Tuesday, November 29, 2011

Troubled journey (14): A murky story

Dijon, 3rd September 1713

Fearing someone might still be on their pursue, the small retinue of Marquis de Vilana continued incessantly for several days, always spending the night at humble, modest lodgings, where they would only stay just long enough to rest. Once arrived in Burgundy lands, they started relaxing and agreed to stop at a comfortable inn close to Dijon, to rest at will for a few days. On that night, the old Montesa monk --whose name resulted to be Pere Arenós-- explained his odd story.

Vilana, who had been eagerly awaiting that moment, realized of the transformation experienced by Arenós. He looked like another man, quite different from that challenging, impertinent grumpy monk they had met at Bonnevaux Abbey. He was calm with a hint of resignation, while slowly started telling with hoarse voice the odd chain of circumstances leading him to the remote French abbey.

--As you know, the Order of Montesa to which I belong enjoyed a privileged status in Spain, in spite of not being as important as, let's say, Santiago, Calatrava or Alcántara Orders. This was due to Montesa was the only order not located in Castile, but in the Crown of Aragon instead --in the former kingdom of Valencia. As with the rest of Military Orders, the Catholic Monarchy had obtained the Grand Mastership of Montesa too, but their full control was severely hampered by the particular Valencian Constitutions prescribing the Grand Master to be a resident in that kingdom. Therefore, the successive Spanish kings had no other chance than appointing a Valencian knight of Montesa as their Lieutenant. Besides, that appointment had to be agreed with the Council of Aragon, so you can imagine the royal dissatisfaction with that particular issue...

He briefly stopped to drink some water: --You know, the Order is no longer that spartan military society it had been in the past.
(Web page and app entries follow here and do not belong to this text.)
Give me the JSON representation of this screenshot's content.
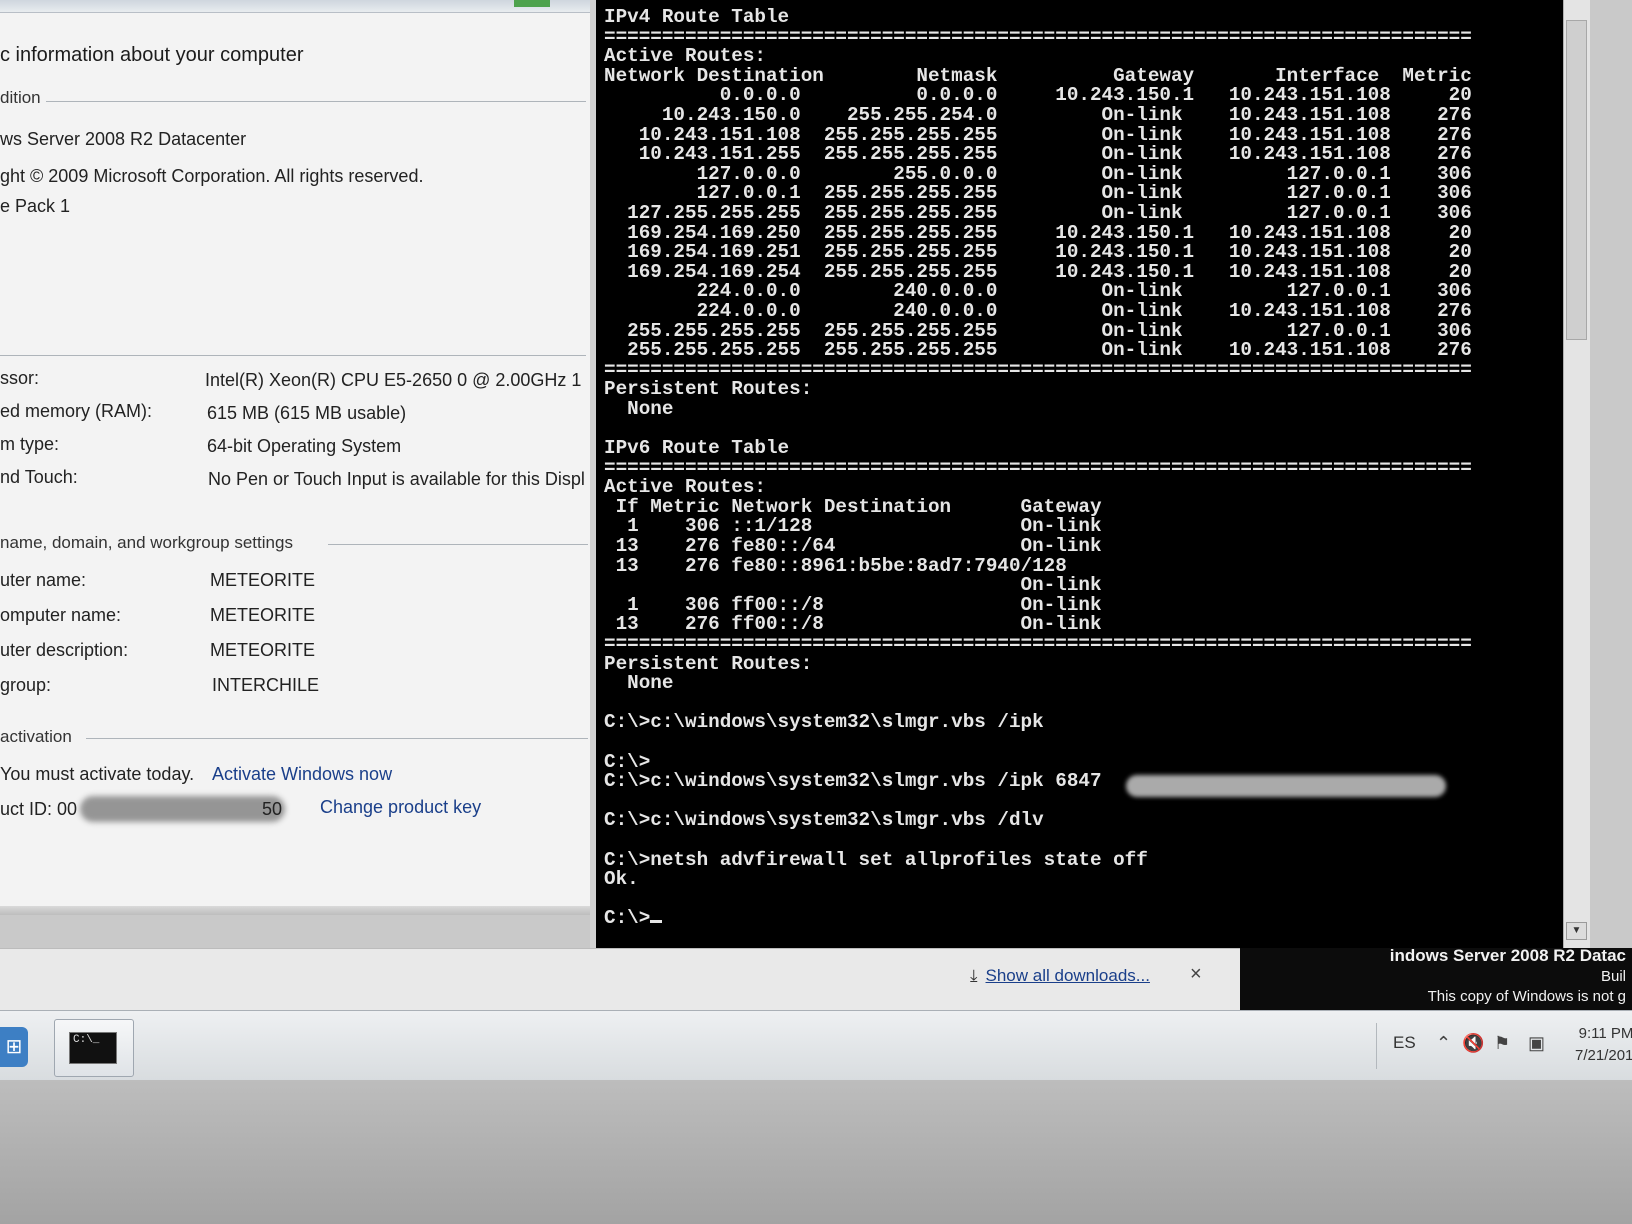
{
  "system_properties": {
    "heading": "c information about your computer",
    "edition_section": "dition",
    "os_name": "ws Server 2008 R2 Datacenter",
    "copyright": "ght © 2009 Microsoft Corporation.  All rights reserved.",
    "service_pack": "e Pack 1",
    "rows": [
      {
        "label": "ssor:",
        "value": "Intel(R) Xeon(R) CPU E5-2650 0 @ 2.00GHz   1"
      },
      {
        "label": "ed memory (RAM):",
        "value": "615 MB (615 MB usable)"
      },
      {
        "label": "m type:",
        "value": "64-bit Operating System"
      },
      {
        "label": "nd Touch:",
        "value": "No Pen or Touch Input is available for this Displ"
      }
    ],
    "computer_section": "name, domain, and workgroup settings",
    "computer_rows": [
      {
        "label": "uter name:",
        "value": "METEORITE"
      },
      {
        "label": "omputer name:",
        "value": "METEORITE"
      },
      {
        "label": "uter description:",
        "value": "METEORITE"
      },
      {
        "label": "group:",
        "value": "INTERCHILE"
      }
    ],
    "activation_section": "activation",
    "activation_text": "You must activate today.",
    "activate_link": "Activate Windows now",
    "product_id_label": "uct ID: 00",
    "product_id_tail": "50",
    "change_key_link": "Change product key"
  },
  "console": {
    "text": "IPv4 Route Table\n===========================================================================\nActive Routes:\nNetwork Destination        Netmask          Gateway       Interface  Metric\n          0.0.0.0          0.0.0.0     10.243.150.1   10.243.151.108     20\n     10.243.150.0    255.255.254.0         On-link    10.243.151.108    276\n   10.243.151.108  255.255.255.255         On-link    10.243.151.108    276\n   10.243.151.255  255.255.255.255         On-link    10.243.151.108    276\n        127.0.0.0        255.0.0.0         On-link         127.0.0.1    306\n        127.0.0.1  255.255.255.255         On-link         127.0.0.1    306\n  127.255.255.255  255.255.255.255         On-link         127.0.0.1    306\n  169.254.169.250  255.255.255.255     10.243.150.1   10.243.151.108     20\n  169.254.169.251  255.255.255.255     10.243.150.1   10.243.151.108     20\n  169.254.169.254  255.255.255.255     10.243.150.1   10.243.151.108     20\n        224.0.0.0        240.0.0.0         On-link         127.0.0.1    306\n        224.0.0.0        240.0.0.0         On-link    10.243.151.108    276\n  255.255.255.255  255.255.255.255         On-link         127.0.0.1    306\n  255.255.255.255  255.255.255.255         On-link    10.243.151.108    276\n===========================================================================\nPersistent Routes:\n  None\n\nIPv6 Route Table\n===========================================================================\nActive Routes:\n If Metric Network Destination      Gateway\n  1    306 ::1/128                  On-link\n 13    276 fe80::/64                On-link\n 13    276 fe80::8961:b5be:8ad7:7940/128\n                                    On-link\n  1    306 ff00::/8                 On-link\n 13    276 ff00::/8                 On-link\n===========================================================================\nPersistent Routes:\n  None\n\nC:\\>c:\\windows\\system32\\slmgr.vbs /ipk\n\nC:\\>\nC:\\>c:\\windows\\system32\\slmgr.vbs /ipk 6847",
    "text_after": "\n\nC:\\>c:\\windows\\system32\\slmgr.vbs /dlv\n\nC:\\>netsh advfirewall set allprofiles state off\nOk.\n\n",
    "prompt": "C:\\>"
  },
  "download_bar": {
    "link": "Show all downloads...",
    "close": "×"
  },
  "desktop": {
    "line1": "indows Server 2008 R2 Datac",
    "line2": "Buil",
    "line3": "This copy of Windows is not g"
  },
  "taskbar": {
    "start_icon": "windows-start-icon",
    "cmd_icon_text": "C:\\_",
    "language": "ES",
    "time": "9:11 PM",
    "date": "7/21/201"
  }
}
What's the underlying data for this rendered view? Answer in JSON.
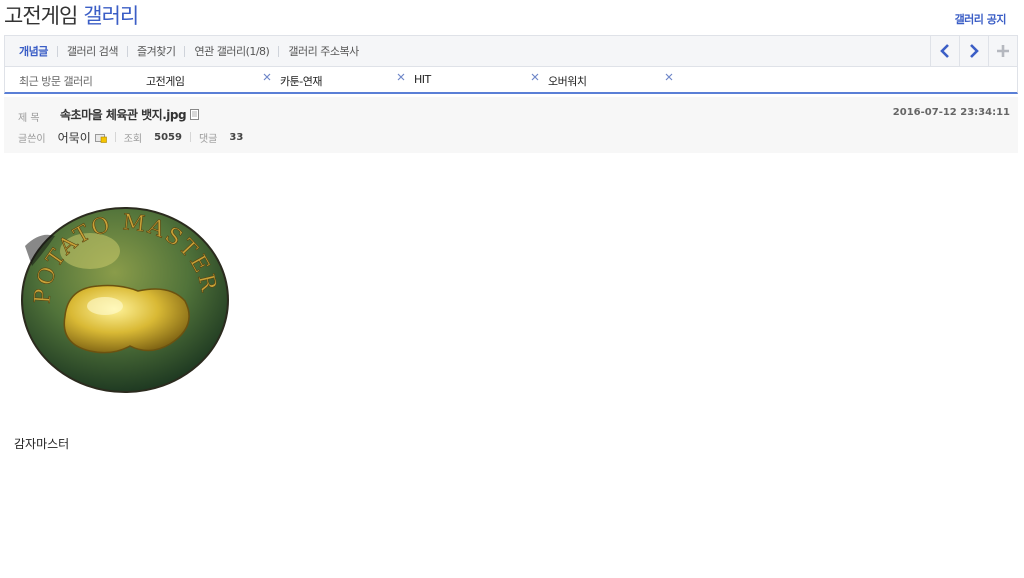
{
  "header": {
    "title": "고전게임",
    "title_accent": "갤러리",
    "notice_link": "갤러리 공지"
  },
  "toolbar": {
    "tabs": [
      {
        "label": "개념글"
      },
      {
        "label": "갤러리 검색"
      },
      {
        "label": "즐겨찾기"
      },
      {
        "label": "연관 갤러리(1/8)"
      },
      {
        "label": "갤러리 주소복사"
      }
    ],
    "nav_icons": [
      "chevron-left-icon",
      "chevron-right-icon",
      "plus-icon"
    ]
  },
  "recent": {
    "label": "최근 방문 갤러리",
    "items": [
      {
        "label": "고전게임"
      },
      {
        "label": "카툰-연재"
      },
      {
        "label": "HIT"
      },
      {
        "label": "오버워치"
      }
    ]
  },
  "post": {
    "title_label": "제 목",
    "title": "속초마을 체육관 뱃지.jpg",
    "date": "2016-07-12 23:34:11",
    "author_label": "글쓴이",
    "author": "어묵이",
    "views_label": "조회",
    "views": "5059",
    "comments_label": "댓글",
    "comments": "33",
    "image_text": "POTATO MASTER",
    "body": "감자마스터"
  },
  "colors": {
    "accent": "#3b5ec6",
    "divider": "#5a7fd6"
  }
}
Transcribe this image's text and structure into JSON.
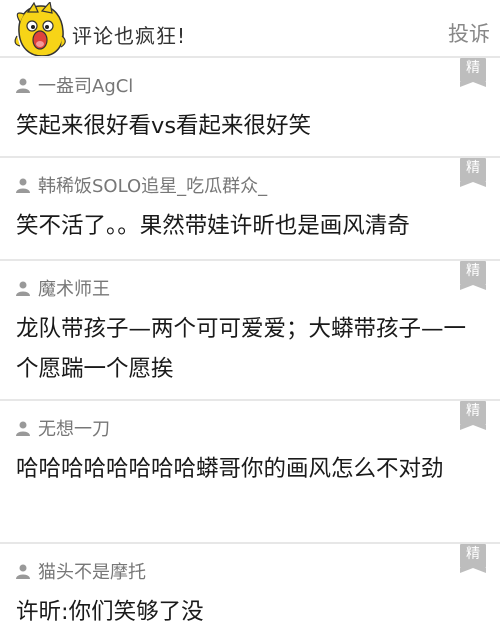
{
  "header": {
    "title": "评论也疯狂!",
    "action_label": "投诉"
  },
  "badge_label": "精",
  "comments": [
    {
      "username": "一盎司AgCl",
      "text": "笑起来很好看vs看起来很好笑"
    },
    {
      "username": "韩稀饭SOLO追星_吃瓜群众_",
      "text": "笑不活了。。果然带娃许昕也是画风清奇"
    },
    {
      "username": "魔术师王",
      "text": "龙队带孩子—两个可可爱爱；大蟒带孩子—一个愿踹一个愿挨"
    },
    {
      "username": "无想一刀",
      "text": "哈哈哈哈哈哈哈哈蟒哥你的画风怎么不对劲"
    },
    {
      "username": "猫头不是摩托",
      "text": "许昕:你们笑够了没"
    }
  ],
  "colors": {
    "badge": "#bdbdbd",
    "mascot_yellow": "#f7d417",
    "divider": "#e7e7e7"
  }
}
Now is an organization in decline grouping members of powerful lineages from Valencia and all around the Crown of Aragon, who are no longer committed with the old martial spirit or the strong sense of loyalty towards the Crown, even in their conflicts with Castile. They are just committed in preserving the natural state of things and, through it, their own personal status.

--This way, some Montesa knights sided to Philip d'Anjou since the very beginning of war, and many else joined them after Almansa battle, all those more directly threatened by the airs of social revolution voiced by the popular party supporting Archduke Charles. Others wouldn't join them however, and a serious struggle inside the Order started. As king Philip had just abolished the Valencian Constitutions after Almansa, he had finally free hand to perform at will with the turbulent Order. So that, fearing a ferocious retaliation, Montesa Order chose to show a submissive attitude of reconciliation... and here is where I started playing my role in this story.

--As a relatively humble knight, I was soon persuaded by king Philip's legates to become his agent and informer from the inside. When I finally agreed to, I was quickly promoted to an outstanding office in the Order, so that was soon granted open access to many things behind the scenes and, by these, I managed to increase my personal power, you know?

He then deliberately stopped once again and stared at Vilana, who quickly understood the monk was about to unveal the core secret of his story:

--Among such things behind the scenes, there was the Treasure of Montesa.

Vilana exclaimed: --Oh no, my Lord! Not a treasure! ...are you perhaps trying to fool me with old fables about treasures?

Arenós curtly replied: --The Treasure of Montesa is a real thing. It does exist. I had its inventory into my hands.

Skeptical as he was, Vilana shut up however, ready to watch the full story.

5 comments:

abdul666 said...

A treasure... Not the Holy Grail, for sure, but 'Nervi belli pecunia' at the collective level, and a treasure can easily turn wise men into rabid predators. Tricky...

Could the treasure, or some map of any nature, be hidden in that estate that disappeared from one of the two copies of Vendôme's testament?

Soldadets said...

Jean-Louis, unnecessary to tell you how does this story end!! :D :D

Bluebear Jeff said...

I await the next installment.


-- Jeff

abdul666 said...

Vendome's widow certainly knows nothing of the 'ghost' estate absent from one version of the testament: this is thus 'free game', as Philip V intended. But the Castillan king cannot claim it openly, thus Versailles can throw a third party in the 'competition'. Maybe the Proncesse des Oursins, still so influential, against a compensation of some sort.
Btw this would explain -a fact ignored by academic historians- why she fell so fast of favor after the queen's death :)

Soldadets said...

Jean-Louis,

I do share feeling with you. I'm persuaded Fra Arenós is wrong at believing that Philip V himself actually ordered him to murder His cousin; I'd point instead towards the ever powerful Princesse des Ursins --who would enjoy both the tools and the opportunity to persuade King Philip for signing a death sentence through deception, or even to falsify such a document.

Recent events at Madrid Court are to test your hypothesis about Princesse des Ursins very soon --our dice have shown a really significant event is about to happen in Madrid.